Others might allow you to create a list of frequencies on SD cards and insert these into the radio’s housing. If you get one of these rigs, then you may have to carefully format your SD card to get the radio to recognize it.
Once you do, however, you shouldn’t have any further issues.
5 Best Car Ham Radio Transceivers
Several new products have recently come on the market, but newer doesn’t always mean better. Some of the best transceivers we’ve found have stayed in production for a few years now because they’re so well-liked by hams.
A recent re-imagining of Yaesu’s long-running FTM series, this mobile rig is a dual-band VHF/UHF model that’s ideal for recent Technicians as well as serious repeater users. With a power supply, it shouldn’t be difficult to use it as a base rig.
- Dual-band switching operation
- Detachable front panel
- Light 3 lbs. weight
- Comes with a mounting bracket
- A sturdy DC power adapter takes a lot of abuse
- Hard to activate alphanumeric display tags
- Button assignments are difficult to get used to
- Frequencies loaded via SD card have to be formatted just right
While BTECH and its parent Baofeng may not be one of the traditional old-school ham radio companies, their rigs have become very popular in the last few years. That means you can find quite a few aftermarket accessories that should work well with the UV-50X2 and other similar rigs.
- 136-174/400-520 MHz frequency range
- Transmits on both 2m and 70cm
- Bright and clear digital display
- Useful for simplex up to around 40 miles
- Reasonably priced
- Allows users to select broad or narrow receive channels

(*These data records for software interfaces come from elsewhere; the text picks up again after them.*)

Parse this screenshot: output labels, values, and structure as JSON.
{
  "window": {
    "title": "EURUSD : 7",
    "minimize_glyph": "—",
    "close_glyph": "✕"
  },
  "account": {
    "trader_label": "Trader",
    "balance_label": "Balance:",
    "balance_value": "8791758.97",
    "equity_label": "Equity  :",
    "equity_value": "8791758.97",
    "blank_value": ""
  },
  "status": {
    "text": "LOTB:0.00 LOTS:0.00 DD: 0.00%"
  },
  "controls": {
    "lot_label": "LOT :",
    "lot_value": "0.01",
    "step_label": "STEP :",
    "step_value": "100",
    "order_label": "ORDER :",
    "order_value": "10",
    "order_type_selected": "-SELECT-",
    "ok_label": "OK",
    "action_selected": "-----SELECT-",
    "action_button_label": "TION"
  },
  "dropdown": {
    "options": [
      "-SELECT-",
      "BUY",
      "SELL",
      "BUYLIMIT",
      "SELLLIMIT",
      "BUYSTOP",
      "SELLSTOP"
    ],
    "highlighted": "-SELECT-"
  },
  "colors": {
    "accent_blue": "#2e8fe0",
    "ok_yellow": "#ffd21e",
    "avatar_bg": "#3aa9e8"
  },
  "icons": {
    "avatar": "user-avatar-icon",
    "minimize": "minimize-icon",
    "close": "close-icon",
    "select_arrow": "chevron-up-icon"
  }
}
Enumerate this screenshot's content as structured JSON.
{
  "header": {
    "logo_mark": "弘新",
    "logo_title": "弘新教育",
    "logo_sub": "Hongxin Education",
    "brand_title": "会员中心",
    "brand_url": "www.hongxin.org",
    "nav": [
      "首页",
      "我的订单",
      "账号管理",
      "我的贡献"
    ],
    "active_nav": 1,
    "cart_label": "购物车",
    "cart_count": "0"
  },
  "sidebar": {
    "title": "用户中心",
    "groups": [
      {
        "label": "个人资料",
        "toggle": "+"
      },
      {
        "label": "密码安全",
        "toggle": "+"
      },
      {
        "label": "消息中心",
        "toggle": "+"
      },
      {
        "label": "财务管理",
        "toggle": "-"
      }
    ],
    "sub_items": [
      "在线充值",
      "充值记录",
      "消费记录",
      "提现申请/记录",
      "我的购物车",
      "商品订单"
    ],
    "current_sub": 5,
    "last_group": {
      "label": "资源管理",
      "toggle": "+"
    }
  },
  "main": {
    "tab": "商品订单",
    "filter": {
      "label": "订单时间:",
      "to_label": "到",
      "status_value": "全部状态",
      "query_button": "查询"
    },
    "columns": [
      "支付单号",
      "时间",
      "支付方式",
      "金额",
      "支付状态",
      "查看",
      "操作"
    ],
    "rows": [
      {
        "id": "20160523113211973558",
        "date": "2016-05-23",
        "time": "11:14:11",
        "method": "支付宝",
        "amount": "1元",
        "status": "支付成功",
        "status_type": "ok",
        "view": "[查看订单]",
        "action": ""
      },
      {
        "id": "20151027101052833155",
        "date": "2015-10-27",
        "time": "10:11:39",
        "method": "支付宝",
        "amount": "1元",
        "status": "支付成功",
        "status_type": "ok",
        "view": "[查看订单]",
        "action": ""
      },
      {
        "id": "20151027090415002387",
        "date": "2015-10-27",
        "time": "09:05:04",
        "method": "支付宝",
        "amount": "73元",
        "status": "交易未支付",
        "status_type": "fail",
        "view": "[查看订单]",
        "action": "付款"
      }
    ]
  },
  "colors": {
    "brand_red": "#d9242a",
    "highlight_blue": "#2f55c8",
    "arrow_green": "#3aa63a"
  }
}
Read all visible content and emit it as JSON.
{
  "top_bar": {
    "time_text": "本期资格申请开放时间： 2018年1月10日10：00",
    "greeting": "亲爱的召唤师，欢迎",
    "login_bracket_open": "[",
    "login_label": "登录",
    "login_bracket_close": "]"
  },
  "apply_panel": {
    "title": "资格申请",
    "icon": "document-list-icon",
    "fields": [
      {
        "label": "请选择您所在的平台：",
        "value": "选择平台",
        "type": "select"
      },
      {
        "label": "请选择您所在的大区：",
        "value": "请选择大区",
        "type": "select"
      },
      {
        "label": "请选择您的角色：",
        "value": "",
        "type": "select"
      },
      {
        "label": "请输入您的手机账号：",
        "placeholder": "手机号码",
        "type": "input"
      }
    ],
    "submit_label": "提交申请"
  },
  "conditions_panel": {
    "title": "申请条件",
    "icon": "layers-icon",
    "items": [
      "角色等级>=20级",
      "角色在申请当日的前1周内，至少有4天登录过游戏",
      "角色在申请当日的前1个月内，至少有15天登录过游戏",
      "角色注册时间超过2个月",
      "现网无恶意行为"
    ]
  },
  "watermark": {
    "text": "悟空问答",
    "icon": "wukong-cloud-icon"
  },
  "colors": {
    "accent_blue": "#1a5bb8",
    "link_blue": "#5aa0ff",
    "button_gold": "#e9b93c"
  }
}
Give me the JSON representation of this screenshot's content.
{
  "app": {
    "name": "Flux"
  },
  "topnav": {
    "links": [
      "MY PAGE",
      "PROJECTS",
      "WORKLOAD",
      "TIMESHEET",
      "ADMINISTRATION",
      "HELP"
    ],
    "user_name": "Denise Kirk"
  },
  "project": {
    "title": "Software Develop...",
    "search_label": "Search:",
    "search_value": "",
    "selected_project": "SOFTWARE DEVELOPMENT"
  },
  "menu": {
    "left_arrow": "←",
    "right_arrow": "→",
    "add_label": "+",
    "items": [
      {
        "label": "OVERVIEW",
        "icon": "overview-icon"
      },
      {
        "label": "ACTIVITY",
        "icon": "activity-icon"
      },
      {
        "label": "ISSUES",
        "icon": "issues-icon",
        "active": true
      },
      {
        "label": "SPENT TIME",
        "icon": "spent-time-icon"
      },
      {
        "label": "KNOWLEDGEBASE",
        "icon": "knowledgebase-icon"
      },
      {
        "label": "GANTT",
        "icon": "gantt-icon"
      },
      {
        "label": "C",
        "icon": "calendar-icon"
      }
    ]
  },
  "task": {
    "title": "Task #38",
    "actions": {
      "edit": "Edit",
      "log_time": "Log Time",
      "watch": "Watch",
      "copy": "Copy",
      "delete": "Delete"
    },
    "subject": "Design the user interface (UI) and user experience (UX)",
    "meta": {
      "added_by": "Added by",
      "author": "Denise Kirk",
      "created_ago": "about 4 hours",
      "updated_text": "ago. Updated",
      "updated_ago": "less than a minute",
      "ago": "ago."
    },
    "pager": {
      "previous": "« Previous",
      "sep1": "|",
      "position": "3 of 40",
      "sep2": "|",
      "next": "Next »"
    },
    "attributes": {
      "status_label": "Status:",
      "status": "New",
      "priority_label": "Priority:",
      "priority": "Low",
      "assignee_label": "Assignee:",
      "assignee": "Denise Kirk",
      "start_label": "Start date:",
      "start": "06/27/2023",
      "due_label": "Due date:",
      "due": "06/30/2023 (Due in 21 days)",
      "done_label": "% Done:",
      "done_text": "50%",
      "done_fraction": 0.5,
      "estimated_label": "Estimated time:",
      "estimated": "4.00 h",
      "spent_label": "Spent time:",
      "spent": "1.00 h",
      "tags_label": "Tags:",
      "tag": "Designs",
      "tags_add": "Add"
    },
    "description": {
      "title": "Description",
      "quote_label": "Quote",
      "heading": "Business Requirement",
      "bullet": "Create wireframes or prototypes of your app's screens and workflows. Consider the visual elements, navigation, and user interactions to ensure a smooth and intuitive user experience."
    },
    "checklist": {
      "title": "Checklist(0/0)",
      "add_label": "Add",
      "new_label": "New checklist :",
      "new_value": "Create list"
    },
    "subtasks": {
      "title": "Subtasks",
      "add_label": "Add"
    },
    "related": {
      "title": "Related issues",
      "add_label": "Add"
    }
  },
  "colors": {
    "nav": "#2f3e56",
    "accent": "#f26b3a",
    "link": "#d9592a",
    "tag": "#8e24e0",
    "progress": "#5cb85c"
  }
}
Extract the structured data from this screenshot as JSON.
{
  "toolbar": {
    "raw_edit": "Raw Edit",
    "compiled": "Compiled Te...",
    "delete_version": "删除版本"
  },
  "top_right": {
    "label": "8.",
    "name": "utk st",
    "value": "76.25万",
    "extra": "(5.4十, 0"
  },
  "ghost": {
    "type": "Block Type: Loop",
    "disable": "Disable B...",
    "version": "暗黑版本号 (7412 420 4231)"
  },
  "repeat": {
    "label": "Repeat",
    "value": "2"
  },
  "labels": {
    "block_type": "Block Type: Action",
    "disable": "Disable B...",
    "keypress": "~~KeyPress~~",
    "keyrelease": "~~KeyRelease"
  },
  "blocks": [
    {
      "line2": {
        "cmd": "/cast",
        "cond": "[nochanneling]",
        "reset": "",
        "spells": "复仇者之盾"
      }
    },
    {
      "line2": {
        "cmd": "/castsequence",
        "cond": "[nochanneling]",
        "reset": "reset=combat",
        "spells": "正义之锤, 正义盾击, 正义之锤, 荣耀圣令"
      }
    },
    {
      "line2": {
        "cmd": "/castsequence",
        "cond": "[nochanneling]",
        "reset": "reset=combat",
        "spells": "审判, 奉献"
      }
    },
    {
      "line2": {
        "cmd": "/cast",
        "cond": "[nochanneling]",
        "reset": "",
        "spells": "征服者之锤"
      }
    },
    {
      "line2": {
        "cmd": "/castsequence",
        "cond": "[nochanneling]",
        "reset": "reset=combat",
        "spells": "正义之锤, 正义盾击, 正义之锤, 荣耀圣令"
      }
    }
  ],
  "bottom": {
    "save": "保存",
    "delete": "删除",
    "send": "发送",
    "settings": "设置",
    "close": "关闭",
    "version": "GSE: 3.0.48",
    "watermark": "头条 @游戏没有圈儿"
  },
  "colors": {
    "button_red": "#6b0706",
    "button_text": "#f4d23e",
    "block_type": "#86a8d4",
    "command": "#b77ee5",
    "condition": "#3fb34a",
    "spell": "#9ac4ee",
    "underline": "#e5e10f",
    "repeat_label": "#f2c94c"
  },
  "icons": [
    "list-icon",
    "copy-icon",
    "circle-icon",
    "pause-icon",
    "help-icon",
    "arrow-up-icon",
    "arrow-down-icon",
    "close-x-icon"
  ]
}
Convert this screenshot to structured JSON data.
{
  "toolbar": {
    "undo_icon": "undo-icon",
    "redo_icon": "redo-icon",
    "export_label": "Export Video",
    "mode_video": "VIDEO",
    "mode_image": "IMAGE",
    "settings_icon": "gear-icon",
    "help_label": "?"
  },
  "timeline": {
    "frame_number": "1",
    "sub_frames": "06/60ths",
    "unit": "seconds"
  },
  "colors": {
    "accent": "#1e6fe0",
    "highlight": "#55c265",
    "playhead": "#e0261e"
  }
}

- Face buttons don’t light up, so they can be hard to read
- The readout is relatively small
If you want the equivalent of an entire shack in one unit, the Kenwood TM-D710G is among the best options in its price range. While it might be deemed a bit more expensive than some, it comes with many features built right in so you won’t have to buy as much equipment to get going.
- Dual-frequency screen monitors two channels at once
- 1,000 memory slots for frequencies
- Built-in TNC supports GPS tracking and APRS reporting
- 800MHz-1.3GHz receive
- Includes sysop node feature to pass messages
- No mic extension
- It May take a while to learn all of the features
- Loud cooling fan
- The name display is slightly small
While ICOM’s mobile offering costs more than many budget radios, its mix of features and lightweight make it one of the best options for those who want a well-rounded product. A detachable display and a solid mic connector set it apart from the rest.
- Easy-to-read backlit screen
- 50 watts of RF output on both VHF and UHF bands
- VS-3 Bluetooth headset support
- Large channel name display
- VOX operation for hands-free use
- The wireless microphone needs extra parts
- No built-in digital radio support
- Lacks mounting hardware
- No bracket
Easily one of the best budget models on the market today, the ST-7900D is a surprisingly simple radio that still has 200 different memory channels. It’s a great choice for beginners.
- Bright, easy to understand display
- Selectable high/low power mode
- Supports 1.25m band
- Includes 57 different menus
- May require outside programming software
- Doesn’t include an interface cable
- It may be too simplistic for some users
The Best Mobile Ham Radio Setup?
While the Kenwood TM-D710G isn’t the newest rig on the list and it could give you sticker shock, it’s got the best feature set and will work well in the widest variety of use cases. The onboard TNC makes it perfect for those who love digital modes even when they’re on the road, but it’s also a perfect option for anyone who just likes to use traditional FM voice. It works with a variety of antennas and comes with a standard jack, so you can easily transfer it between different vehicles. Perhaps best of all, the TM series rigs will easily serve as a base station if nothing else is around.
Rather than invest in a whole shelf’s worth of ham equipment, you can grab one TM-D710G and be decently covered on both VHF and UHF whether you’re interested in emergency communications or everything that the hobby has to offer. Any time spent learning all of its inner workings will certainly be time well spent.